A research team led by Qiangfei Xia of the Electrical and Computer Engineering Department at the University of Massachusetts Amherst has just published a paper in the prestigious journal Nature Nanotechnology about research into a promising building block for the next generation of nonvolatile random access memory and bio-inspired computing systems. The research team says that its working memristor crossbar arrays are “to the best of our knowledge, the first high-density electronic circuits with individually addressable components scaled down to two-nanometer dimension built with foundry-compatible fabrication technologies.”

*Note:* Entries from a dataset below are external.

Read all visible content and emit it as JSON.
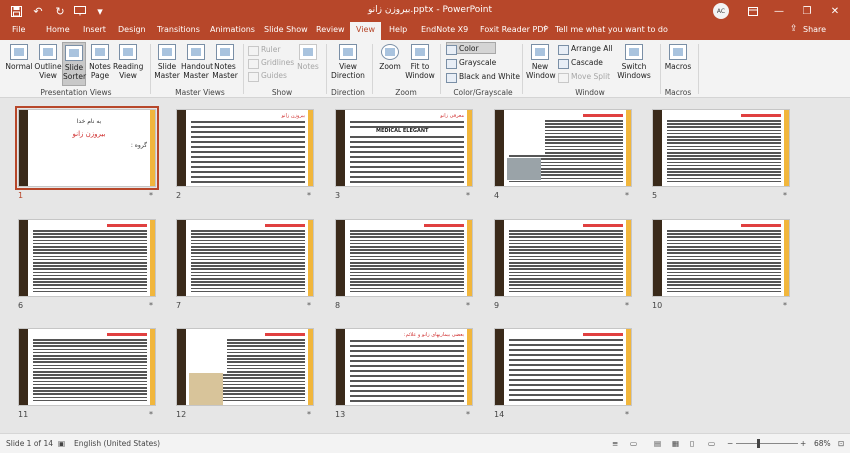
{
  "title_bar": {
    "title": "بیروزن زانو.pptx  -  PowerPoint",
    "avatar_initials": "AC"
  },
  "tabs": [
    {
      "label": "File"
    },
    {
      "label": "Home"
    },
    {
      "label": "Insert"
    },
    {
      "label": "Design"
    },
    {
      "label": "Transitions"
    },
    {
      "label": "Animations"
    },
    {
      "label": "Slide Show"
    },
    {
      "label": "Review"
    },
    {
      "label": "View",
      "active": true
    },
    {
      "label": "Help"
    },
    {
      "label": "EndNote X9"
    },
    {
      "label": "Foxit Reader PDF"
    }
  ],
  "tell_me": "Tell me what you want to do",
  "share": "Share",
  "ribbon": {
    "normal": "Normal",
    "outline_view": [
      "Outline",
      "View"
    ],
    "slide_sorter": [
      "Slide",
      "Sorter"
    ],
    "notes_page": [
      "Notes",
      "Page"
    ],
    "reading_view": [
      "Reading",
      "View"
    ],
    "group_presentation_views": "Presentation Views",
    "slide_master": [
      "Slide",
      "Master"
    ],
    "handout_master": [
      "Handout",
      "Master"
    ],
    "notes_master": [
      "Notes",
      "Master"
    ],
    "group_master_views": "Master Views",
    "ruler": "Ruler",
    "gridlines": "Gridlines",
    "guides": "Guides",
    "notes": "Notes",
    "group_show": "Show",
    "view_direction": [
      "View",
      "Direction"
    ],
    "group_direction": "Direction",
    "zoom": "Zoom",
    "fit_to_window": [
      "Fit to",
      "Window"
    ],
    "group_zoom": "Zoom",
    "color": "Color",
    "grayscale": "Grayscale",
    "black_and_white": "Black and White",
    "group_color": "Color/Grayscale",
    "new_window": [
      "New",
      "Window"
    ],
    "arrange_all": "Arrange All",
    "cascade": "Cascade",
    "move_split": "Move Split",
    "switch_windows": [
      "Switch",
      "Windows"
    ],
    "group_window": "Window",
    "macros": "Macros",
    "group_macros": "Macros"
  },
  "slides": [
    {
      "number": "1",
      "star": "*",
      "lines": [
        "به نام خدا",
        "بیروزن زانو",
        "گروه :"
      ]
    },
    {
      "number": "2",
      "star": "*",
      "lines": [
        "بیروزن زانو"
      ]
    },
    {
      "number": "3",
      "star": "*",
      "lines": [
        "معرفی زانو",
        "MEDICAL ELEGANT"
      ]
    },
    {
      "number": "4",
      "star": "*",
      "lines": []
    },
    {
      "number": "5",
      "star": "*",
      "lines": []
    },
    {
      "number": "6",
      "star": "*",
      "lines": []
    },
    {
      "number": "7",
      "star": "*",
      "lines": []
    },
    {
      "number": "8",
      "star": "*",
      "lines": []
    },
    {
      "number": "9",
      "star": "*",
      "lines": []
    },
    {
      "number": "10",
      "star": "*",
      "lines": []
    },
    {
      "number": "11",
      "star": "*",
      "lines": []
    },
    {
      "number": "12",
      "star": "*",
      "lines": []
    },
    {
      "number": "13",
      "star": "*",
      "lines": [
        "بعضی بیماریهای زانو و علائم:"
      ]
    },
    {
      "number": "14",
      "star": "*",
      "lines": []
    }
  ],
  "status": {
    "slide_info": "Slide 1 of 14",
    "language": "English (United States)",
    "zoom_percent": "68%",
    "zoom_level": 0.68,
    "minus": "−",
    "plus": "+"
  },
  "colors": {
    "accent": "#b7472a",
    "slide_bar_dark": "#3a2a1a",
    "slide_bar_gold": "#f1b63c"
  },
  "icons": [
    "save-icon",
    "undo-icon",
    "redo-icon",
    "present-icon",
    "customize-icon",
    "ribbon-display-icon",
    "minimize-icon",
    "restore-icon",
    "close-icon",
    "lightbulb-icon",
    "share-icon",
    "notes-icon",
    "comments-icon",
    "normal-view-icon",
    "sorter-view-icon",
    "reading-view-icon",
    "slideshow-icon"
  ]
}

Guangyu Xu of the Electrical and Computer Engineering Department is part of a team of scientists based at UMass Amherst that has been awarded a four-year, $953,300 grant from the National Science Foundation (NSF) to develop miniature, implantable hardware, which can record complex brain activity in animals and analyze it in real time. See News Office release. The NSF funding is part of $16 million given to 18 cross-disciplinary projects around the country to conduct innovative research on neural and cognitive systems, thus attracting key coverage by the venerable Psychology Today.

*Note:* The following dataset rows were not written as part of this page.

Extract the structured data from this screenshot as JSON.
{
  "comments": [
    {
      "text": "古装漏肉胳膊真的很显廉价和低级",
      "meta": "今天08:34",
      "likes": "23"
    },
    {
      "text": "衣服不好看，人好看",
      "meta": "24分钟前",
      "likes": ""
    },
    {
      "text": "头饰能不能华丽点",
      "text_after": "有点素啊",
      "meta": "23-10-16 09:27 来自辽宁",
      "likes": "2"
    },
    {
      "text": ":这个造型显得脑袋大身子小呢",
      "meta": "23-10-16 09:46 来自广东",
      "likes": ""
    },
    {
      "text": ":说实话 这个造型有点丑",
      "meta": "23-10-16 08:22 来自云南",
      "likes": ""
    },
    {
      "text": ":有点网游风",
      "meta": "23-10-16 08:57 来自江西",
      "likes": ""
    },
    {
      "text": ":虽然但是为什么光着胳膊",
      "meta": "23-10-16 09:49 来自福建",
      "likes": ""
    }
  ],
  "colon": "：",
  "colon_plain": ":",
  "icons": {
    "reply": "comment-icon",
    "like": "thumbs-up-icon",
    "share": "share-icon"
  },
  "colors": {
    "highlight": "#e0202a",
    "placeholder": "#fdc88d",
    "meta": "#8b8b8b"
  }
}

A new paper by a research team led by Qiangfei Xia, Daniel Holcomb, and Joshua Yang of the Electrical and Computer Engineering Department at the University of Massachusetts Amherst describes a pioneering new technique to support the safe use of all-important “digital keys” in protecting hardware security systems and producing more secure, compact, and efficient memristive hardware. The paper, titled "A provable key destruction scheme based on memristive crossbar arrays," has just been published in the prestigious peer-reviewed journal Nature Electronics.
According to two independent websites, Executive Biz and UASWeekly, the Center for Collaborative Adaptive Sensing of the Atmosphere (CASA) at UMass Amherst is part of a team including Bell Helicopter, Xwing, and Textron Systems that has just announced a cooperative agreement with NASA to help conduct an unmanned aircraft flight demonstration in 2020. CASA will provide weather avoidance technology for the ambitious project.
The National Science Foundation (NSF) has awarded a four-year grant of $953,300 to a research team led by Professor Guangyu Xu of the Electrical and Computer Engineering Department at the University of Massachusetts Amherst to study the neural activity underlying complex animal behaviors. The research being funded by the NSF will allow scientists to find precise connections within and between different regions of the brain and trace the origin of animal behaviors down to cellular levels.
Once again the UMass Amherst College of Engineering ranks among the nation’s top engineering programs, climbing this year to No. 33 public in the U.S. News & World Report Best Colleges 2019.
Professors Joshua Yang and Qiangfei Xia of the Electrical and Computer Engineering Department at UMass Amherst led a research team from multiple institutions – including the NASA Ames Research Center, Hewlett-Packard Laboratories, and the Air Force Research Lab – which has realized the first “capacitive neural network” experimentally, a leap forward in the development of a new neuro-biological architecture that can mimic very useful qualities of the human brain and nervous system.
A news story by Brian Murphy in the August 7 Charlotte News & Observer says officials in Charlotte, N.C., are considering installing weather radars designed by the Engineering Research Center for Collaborative Adaptive Sensing of the Atmosphere (CASA), developed at UMass Amherst and currently employed in the Dallas-Fort Worth area, where they are used to detect tornadoes and other severe weather. The CASA radars have a short range and can see weather events much closer to the ground than conventional weather radars.
Doctoral student Christopher Merola of the Electrical and Computer Engineering (ECE) Department was the winner out of 171 entries in the 2018 Institute of Electrical and Electronics Engineers (IEEE) Antennas and Propagation Society (AP-S) Student Paper competition, taking place on July 10 at the 2018 IEEE International Symposium on Antennas and Propagation and USNC-URSI Radio Science Meeting in Boston. Merola’s paper is titled “A Class of Cavity-Based UWB Multi-Beamformers with Applications to Sub-6 GHz 5G,” and his advisor is ECE Professor Marinos Vouvakis.
In this year’s Senior Design Project competition, held annually as the culminating event in the capstone course (ECE 415 and ECE 416) of the Electrical and Computer Engineering Department, five innovative and eye-catching projects caught the attention of the judges and the audience. Dual Play scored a double whammy by winning first place in the overall competition, along with a People’s Choice second place. Helping Hand, the second place winner in the overall competition, also won first place in the People’s Choice voting. The other prize-winning teams were Smart Desk (third place in overall competition), A-C-C-E-S-S (Coordinator’s Choice Award), and Alfred (People’s Choice third place).